- Take someone with you to your appointments. You will forget some things that were said that the other might remember. Two minds are better than one.
- Make a binder. Write all your questions down before the appointment. Start writing a few days ahead of time. You will be surprised of the questions that pop up the next day that you never thought of before. It is also useful to be able to go back and see what the Dr said about something 3 months ago.
- The person that you bring with you has a job. They write down the answers to your questions as they are answered by the Dr.
- The process of fighting cancer is just that. It is a process. It can be slow. And some days it’s all you have to just deal with one day at a time. That is PERFECTLY FINE.
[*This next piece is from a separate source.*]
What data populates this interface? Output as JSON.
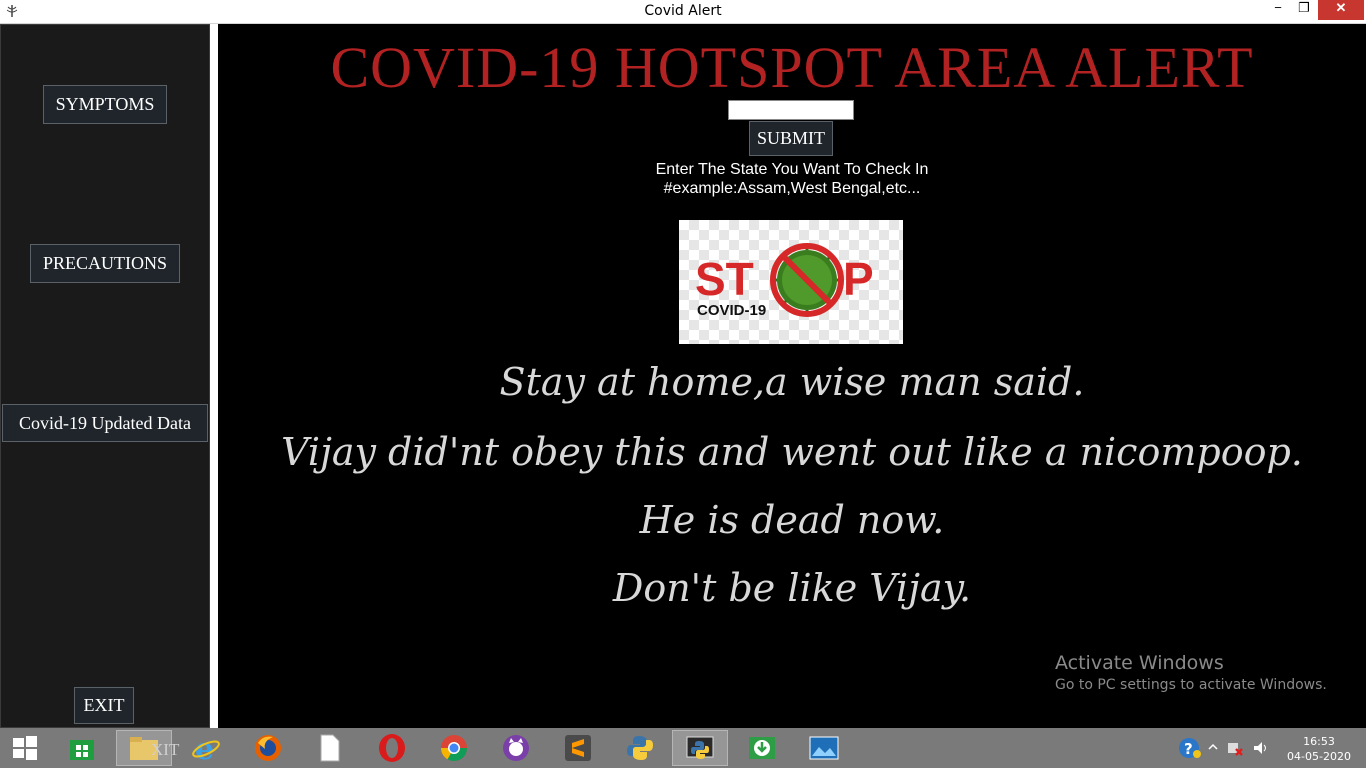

- Deal with it how you need to. If you need to cry and throw things, do it. If you need to go for a long car ride and end up in Florida…fine. DO WHAT YOU NEED TO DO. Not only are you trying to heal your body, but you are picking up the pieces of your spirit as well. Do what is good for your spirit.
- And lastly, it is not a death sentence. It is an unexpected, scary chapter in your life…but it is NOT a death sentence.
- Be prepared to be known as that “person with cancer” for a long time….even after you have been healed. My Grandmother still introduces me to people as “the one with cancer”…even though I don’t have cancer anymore.
- What is your prognosis?
My prognosis is good. I will need to have a hysterectomy if my husband and I are not able to get pregnant in the next 6 months to a year in order to totally remove the possibility of the cancer coming back. If I keep my uterus, the cancer will come back. It’s a guarantee. Pregnancy creates an anti-cancer environment in the uterus, so pregnancy would be in my favor. During trying to get pregnant, I will have ultrasounds a few times a month to make sure cancer is not coming back in the fertility process. Even after giving birth, a hysterectomy will be schedule immediately.
Special thanks to Erin for sharing – so candidly – her story. I love this girl with 100% of my heart. We share the same faith and I can attest to the nervousness about telling family. But as her friend – and my neighborhood friends, the Cox’s – I can say that we adore this woman. Her strength, her love, her passion – 100% of her.
Right before her wedding, I had the privilege of attending her wedding shower…so here is a picture from 2009 (I believe…):
Donation website: http://t.co/Qe5LfjA6m5